Exercise details: Retype the full set of records. Keep every character identical.

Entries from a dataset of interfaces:
───
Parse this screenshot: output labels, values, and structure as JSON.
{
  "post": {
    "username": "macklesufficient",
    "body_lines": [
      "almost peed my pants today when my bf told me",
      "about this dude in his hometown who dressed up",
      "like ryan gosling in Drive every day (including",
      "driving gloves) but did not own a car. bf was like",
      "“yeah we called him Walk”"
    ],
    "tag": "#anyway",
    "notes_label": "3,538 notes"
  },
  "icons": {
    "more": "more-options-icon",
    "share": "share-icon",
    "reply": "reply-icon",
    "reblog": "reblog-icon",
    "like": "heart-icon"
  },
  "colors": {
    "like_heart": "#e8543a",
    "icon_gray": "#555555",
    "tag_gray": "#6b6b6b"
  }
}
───
Task output:
Parse this screenshot: output labels, values, and structure as JSON.
{
  "post": {
    "username": "macklesufficient",
    "body_lines": [
      "almost peed my pants today when my bf told me",
      "about this dude in his hometown who dressed up",
      "like ryan gosling in Drive every day (including",
      "driving gloves) but did not own a car. bf was like",
      "“yeah we called him Walk”"
    ],
    "tag": "#anyway",
    "notes_label": "3,538 notes"
  },
  "icons": {
    "more": "more-options-icon",
    "share": "share-icon",
    "reply": "reply-icon",
    "reblog": "reblog-icon",
    "like": "heart-icon"
  },
  "colors": {
    "like_heart": "#e8543a",
    "icon_gray": "#555555",
    "tag_gray": "#6b6b6b"
  }
}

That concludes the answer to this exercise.